• [To do]: Copy out every entry, keeping each character the same.

• [Record excerpts]:
********************

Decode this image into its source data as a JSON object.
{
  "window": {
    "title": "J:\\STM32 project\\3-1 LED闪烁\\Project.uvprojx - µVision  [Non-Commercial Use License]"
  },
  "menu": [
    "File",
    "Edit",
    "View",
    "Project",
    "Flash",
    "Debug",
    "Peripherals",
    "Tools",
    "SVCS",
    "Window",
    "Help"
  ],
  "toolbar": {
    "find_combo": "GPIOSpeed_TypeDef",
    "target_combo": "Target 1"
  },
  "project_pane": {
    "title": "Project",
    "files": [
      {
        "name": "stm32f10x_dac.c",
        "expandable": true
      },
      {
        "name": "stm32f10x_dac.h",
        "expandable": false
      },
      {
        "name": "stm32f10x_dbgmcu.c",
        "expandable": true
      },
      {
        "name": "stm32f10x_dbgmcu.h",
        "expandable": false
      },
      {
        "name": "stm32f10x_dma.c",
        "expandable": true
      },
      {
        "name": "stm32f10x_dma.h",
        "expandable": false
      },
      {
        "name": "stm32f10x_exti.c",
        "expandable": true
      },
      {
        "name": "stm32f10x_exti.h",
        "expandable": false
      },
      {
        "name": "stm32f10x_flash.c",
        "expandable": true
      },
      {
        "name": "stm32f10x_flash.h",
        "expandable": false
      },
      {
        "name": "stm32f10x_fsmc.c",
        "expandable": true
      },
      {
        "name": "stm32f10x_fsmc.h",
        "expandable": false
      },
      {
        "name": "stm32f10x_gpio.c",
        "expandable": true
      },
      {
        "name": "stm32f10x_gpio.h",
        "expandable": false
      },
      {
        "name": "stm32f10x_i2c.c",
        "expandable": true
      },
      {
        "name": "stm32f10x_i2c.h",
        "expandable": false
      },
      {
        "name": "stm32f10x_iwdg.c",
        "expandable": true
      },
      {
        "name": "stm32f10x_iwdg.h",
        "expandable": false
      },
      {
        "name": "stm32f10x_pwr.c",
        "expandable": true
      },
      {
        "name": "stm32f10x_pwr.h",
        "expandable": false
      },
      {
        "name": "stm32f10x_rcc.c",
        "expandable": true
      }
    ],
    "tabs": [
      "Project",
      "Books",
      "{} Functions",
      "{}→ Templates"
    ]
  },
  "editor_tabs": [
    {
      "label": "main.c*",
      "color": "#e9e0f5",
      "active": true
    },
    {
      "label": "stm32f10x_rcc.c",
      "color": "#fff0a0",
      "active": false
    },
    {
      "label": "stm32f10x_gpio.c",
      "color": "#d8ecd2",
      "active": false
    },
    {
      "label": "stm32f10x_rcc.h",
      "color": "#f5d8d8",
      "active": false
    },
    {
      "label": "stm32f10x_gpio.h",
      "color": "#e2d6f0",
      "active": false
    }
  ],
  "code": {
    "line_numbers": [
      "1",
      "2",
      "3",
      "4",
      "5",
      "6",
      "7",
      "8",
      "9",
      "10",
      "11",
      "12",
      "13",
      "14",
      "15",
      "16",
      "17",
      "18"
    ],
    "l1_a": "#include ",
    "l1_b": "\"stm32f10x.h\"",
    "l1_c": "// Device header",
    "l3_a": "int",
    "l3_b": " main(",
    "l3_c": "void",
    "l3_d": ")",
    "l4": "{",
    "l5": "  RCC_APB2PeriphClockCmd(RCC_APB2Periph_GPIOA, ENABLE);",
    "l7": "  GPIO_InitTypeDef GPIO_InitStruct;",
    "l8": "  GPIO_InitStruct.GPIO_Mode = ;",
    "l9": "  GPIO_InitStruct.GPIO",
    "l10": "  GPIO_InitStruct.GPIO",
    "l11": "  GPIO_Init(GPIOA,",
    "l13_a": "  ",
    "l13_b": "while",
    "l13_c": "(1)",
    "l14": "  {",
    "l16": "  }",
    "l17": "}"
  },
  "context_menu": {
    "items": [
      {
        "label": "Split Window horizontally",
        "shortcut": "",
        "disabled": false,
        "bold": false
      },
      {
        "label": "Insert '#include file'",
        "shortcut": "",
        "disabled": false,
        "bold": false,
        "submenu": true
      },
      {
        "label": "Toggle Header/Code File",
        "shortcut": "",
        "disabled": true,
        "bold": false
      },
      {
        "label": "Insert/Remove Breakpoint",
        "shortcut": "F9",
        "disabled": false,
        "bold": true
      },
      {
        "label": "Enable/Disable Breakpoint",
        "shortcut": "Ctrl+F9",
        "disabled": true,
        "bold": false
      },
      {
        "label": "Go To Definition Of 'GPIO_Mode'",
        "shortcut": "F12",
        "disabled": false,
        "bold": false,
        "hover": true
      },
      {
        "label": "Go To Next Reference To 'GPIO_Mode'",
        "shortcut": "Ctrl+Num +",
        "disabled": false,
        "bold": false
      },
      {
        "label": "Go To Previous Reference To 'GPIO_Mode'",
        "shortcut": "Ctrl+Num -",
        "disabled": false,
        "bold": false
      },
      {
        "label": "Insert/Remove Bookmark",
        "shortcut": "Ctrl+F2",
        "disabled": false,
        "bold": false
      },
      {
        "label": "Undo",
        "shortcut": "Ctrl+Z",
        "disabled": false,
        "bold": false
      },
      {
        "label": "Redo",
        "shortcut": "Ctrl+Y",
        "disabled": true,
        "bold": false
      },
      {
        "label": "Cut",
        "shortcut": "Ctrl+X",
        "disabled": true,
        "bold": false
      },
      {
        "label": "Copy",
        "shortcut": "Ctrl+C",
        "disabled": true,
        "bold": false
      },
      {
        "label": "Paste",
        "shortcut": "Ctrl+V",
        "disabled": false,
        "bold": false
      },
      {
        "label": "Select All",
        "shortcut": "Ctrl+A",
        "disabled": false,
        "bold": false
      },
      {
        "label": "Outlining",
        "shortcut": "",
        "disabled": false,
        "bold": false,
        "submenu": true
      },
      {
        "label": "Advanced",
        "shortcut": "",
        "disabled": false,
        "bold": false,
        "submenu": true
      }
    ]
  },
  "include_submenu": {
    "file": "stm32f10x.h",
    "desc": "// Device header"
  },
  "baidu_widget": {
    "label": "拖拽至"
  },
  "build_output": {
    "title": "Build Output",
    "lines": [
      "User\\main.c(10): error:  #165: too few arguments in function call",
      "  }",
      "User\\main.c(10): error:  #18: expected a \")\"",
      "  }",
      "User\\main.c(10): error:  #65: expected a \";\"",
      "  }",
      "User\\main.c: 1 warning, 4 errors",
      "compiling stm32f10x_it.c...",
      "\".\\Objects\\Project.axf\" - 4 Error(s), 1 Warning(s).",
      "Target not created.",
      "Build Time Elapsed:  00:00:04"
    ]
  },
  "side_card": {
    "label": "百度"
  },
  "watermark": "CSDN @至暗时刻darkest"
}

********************

• [Result below]:
Decode this image into its source data as a JSON object.
{
  "window": {
    "title": "J:\\STM32 project\\3-1 LED闪烁\\Project.uvprojx - µVision  [Non-Commercial Use License]"
  },
  "menu": [
    "File",
    "Edit",
    "View",
    "Project",
    "Flash",
    "Debug",
    "Peripherals",
    "Tools",
    "SVCS",
    "Window",
    "Help"
  ],
  "toolbar": {
    "find_combo": "GPIOSpeed_TypeDef",
    "target_combo": "Target 1"
  },
  "project_pane": {
    "title": "Project",
    "files": [
      {
        "name": "stm32f10x_dac.c",
        "expandable": true
      },
      {
        "name": "stm32f10x_dac.h",
        "expandable": false
      },
      {
        "name": "stm32f10x_dbgmcu.c",
        "expandable": true
      },
      {
        "name": "stm32f10x_dbgmcu.h",
        "expandable": false
      },
      {
        "name": "stm32f10x_dma.c",
        "expandable": true
      },
      {
        "name": "stm32f10x_dma.h",
        "expandable": false
      },
      {
        "name": "stm32f10x_exti.c",
        "expandable": true
      },
      {
        "name": "stm32f10x_exti.h",
        "expandable": false
      },
      {
        "name": "stm32f10x_flash.c",
        "expandable": true
      },
      {
        "name": "stm32f10x_flash.h",
        "expandable": false
      },
      {
        "name": "stm32f10x_fsmc.c",
        "expandable": true
      },
      {
        "name": "stm32f10x_fsmc.h",
        "expandable": false
      },
      {
        "name": "stm32f10x_gpio.c",
        "expandable": true
      },
      {
        "name": "stm32f10x_gpio.h",
        "expandable": false
      },
      {
        "name": "stm32f10x_i2c.c",
        "expandable": true
      },
      {
        "name": "stm32f10x_i2c.h",
        "expandable": false
      },
      {
        "name": "stm32f10x_iwdg.c",
        "expandable": true
      },
      {
        "name": "stm32f10x_iwdg.h",
        "expandable": false
      },
      {
        "name": "stm32f10x_pwr.c",
        "expandable": true
      },
      {
        "name": "stm32f10x_pwr.h",
        "expandable": false
      },
      {
        "name": "stm32f10x_rcc.c",
        "expandable": true
      }
    ],
    "tabs": [
      "Project",
      "Books",
      "{} Functions",
      "{}→ Templates"
    ]
  },
  "editor_tabs": [
    {
      "label": "main.c*",
      "color": "#e9e0f5",
      "active": true
    },
    {
      "label": "stm32f10x_rcc.c",
      "color": "#fff0a0",
      "active": false
    },
    {
      "label": "stm32f10x_gpio.c",
      "color": "#d8ecd2",
      "active": false
    },
    {
      "label": "stm32f10x_rcc.h",
      "color": "#f5d8d8",
      "active": false
    },
    {
      "label": "stm32f10x_gpio.h",
      "color": "#e2d6f0",
      "active": false
    }
  ],
  "code": {
    "line_numbers": [
      "1",
      "2",
      "3",
      "4",
      "5",
      "6",
      "7",
      "8",
      "9",
      "10",
      "11",
      "12",
      "13",
      "14",
      "15",
      "16",
      "17",
      "18"
    ],
    "l1_a": "#include ",
    "l1_b": "\"stm32f10x.h\"",
    "l1_c": "// Device header",
    "l3_a": "int",
    "l3_b": " main(",
    "l3_c": "void",
    "l3_d": ")",
    "l4": "{",
    "l5": "  RCC_APB2PeriphClockCmd(RCC_APB2Periph_GPIOA, ENABLE);",
    "l7": "  GPIO_InitTypeDef GPIO_InitStruct;",
    "l8": "  GPIO_InitStruct.GPIO_Mode = ;",
    "l9": "  GPIO_InitStruct.GPIO",
    "l10": "  GPIO_InitStruct.GPIO",
    "l11": "  GPIO_Init(GPIOA,",
    "l13_a": "  ",
    "l13_b": "while",
    "l13_c": "(1)",
    "l14": "  {",
    "l16": "  }",
    "l17": "}"
  },
  "context_menu": {
    "items": [
      {
        "label": "Split Window horizontally",
        "shortcut": "",
        "disabled": false,
        "bold": false
      },
      {
        "label": "Insert '#include file'",
        "shortcut": "",
        "disabled": false,
        "bold": false,
        "submenu": true
      },
      {
        "label": "Toggle Header/Code File",
        "shortcut": "",
        "disabled": true,
        "bold": false
      },
      {
        "label": "Insert/Remove Breakpoint",
        "shortcut": "F9",
        "disabled": false,
        "bold": true
      },
      {
        "label": "Enable/Disable Breakpoint",
        "shortcut": "Ctrl+F9",
        "disabled": true,
        "bold": false
      },
      {
        "label": "Go To Definition Of 'GPIO_Mode'",
        "shortcut": "F12",
        "disabled": false,
        "bold": false,
        "hover": true
      },
      {
        "label": "Go To Next Reference To 'GPIO_Mode'",
        "shortcut": "Ctrl+Num +",
        "disabled": false,
        "bold": false
      },
      {
        "label": "Go To Previous Reference To 'GPIO_Mode'",
        "shortcut": "Ctrl+Num -",
        "disabled": false,
        "bold": false
      },
      {
        "label": "Insert/Remove Bookmark",
        "shortcut": "Ctrl+F2",
        "disabled": false,
        "bold": false
      },
      {
        "label": "Undo",
        "shortcut": "Ctrl+Z",
        "disabled": false,
        "bold": false
      },
      {
        "label": "Redo",
        "shortcut": "Ctrl+Y",
        "disabled": true,
        "bold": false
      },
      {
        "label": "Cut",
        "shortcut": "Ctrl+X",
        "disabled": true,
        "bold": false
      },
      {
        "label": "Copy",
        "shortcut": "Ctrl+C",
        "disabled": true,
        "bold": false
      },
      {
        "label": "Paste",
        "shortcut": "Ctrl+V",
        "disabled": false,
        "bold": false
      },
      {
        "label": "Select All",
        "shortcut": "Ctrl+A",
        "disabled": false,
        "bold": false
      },
      {
        "label": "Outlining",
        "shortcut": "",
        "disabled": false,
        "bold": false,
        "submenu": true
      },
      {
        "label": "Advanced",
        "shortcut": "",
        "disabled": false,
        "bold": false,
        "submenu": true
      }
    ]
  },
  "include_submenu": {
    "file": "stm32f10x.h",
    "desc": "// Device header"
  },
  "baidu_widget": {
    "label": "拖拽至"
  },
  "build_output": {
    "title": "Build Output",
    "lines": [
      "User\\main.c(10): error:  #165: too few arguments in function call",
      "  }",
      "User\\main.c(10): error:  #18: expected a \")\"",
      "  }",
      "User\\main.c(10): error:  #65: expected a \";\"",
      "  }",
      "User\\main.c: 1 warning, 4 errors",
      "compiling stm32f10x_it.c...",
      "\".\\Objects\\Project.axf\" - 4 Error(s), 1 Warning(s).",
      "Target not created.",
      "Build Time Elapsed:  00:00:04"
    ]
  },
  "side_card": {
    "label": "百度"
  },
  "watermark": "CSDN @至暗时刻darkest"
}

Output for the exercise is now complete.